“KUBO is easy to implement in any classroom to introduce students to coding and robotics,” said Pittsburg Community Schools
K-5 teacher Natalie Vanderbeck. She suggests allowing students to simply explore when they first use KUBO. “Teachers will be amazed how easily and quickly students learn to work KUBO. Through exploration, students grow their excitement for using KUBO.”
Vanderbeck said she will continue using KUBO in her math classes – and beyond. “I am planning to make grids on the floor that students will rotate through,” she said. “Students will use the TagTiles to determine the area and perimeter of the different grids and shapes.”
She also wants to expand KUBO’s reach to the whole school. “I would like to start using KUBO with classrooms during our STEM Focus Friday activities,” she explained. “All grade levels take part in STEM activities on Fridays. This will give me opportunities to share KUBO with all students in our building.”
Getting Started with KUBO
Curious? Feeling inspired? Want KUBO in your classroom? We can help, and your students will be coding in no time. After you’ve started, it’s only the beginning. KUBO continues to put out free cross-curricular activities that help you expand your experience. Plus, incorporating KUBO’s Coding+ TagTiles takes learning to a new level.
Can’t wait to hear your KUBO classroom successes!
Written by Patty Cooke
Hello! I work as a communications assistant here at Pitsco, editing, writing, helping with publications, and working with other departments to help create awesome STEM materials and resources. I learned my love of storytelling from my dad, who constantly entertained me and my 11 siblings with the most fascinating, albeit fictional, stories. His tales kept us out of our mother’s hair for a while and probably saved her sanity.
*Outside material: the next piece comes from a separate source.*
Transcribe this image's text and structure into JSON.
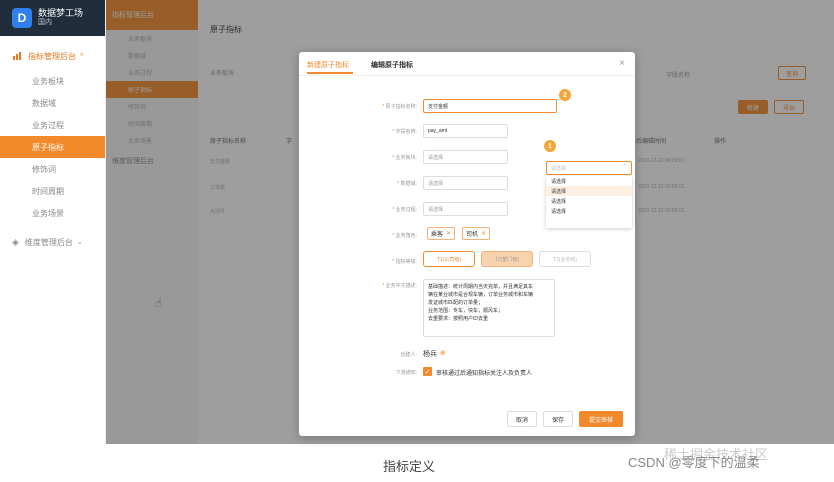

Our blog posts aren’t fictional, of course, but I still enjoy infusing the same amount of fun that Dad put into his stories. I hope reading these posts brings you equal enjoyment.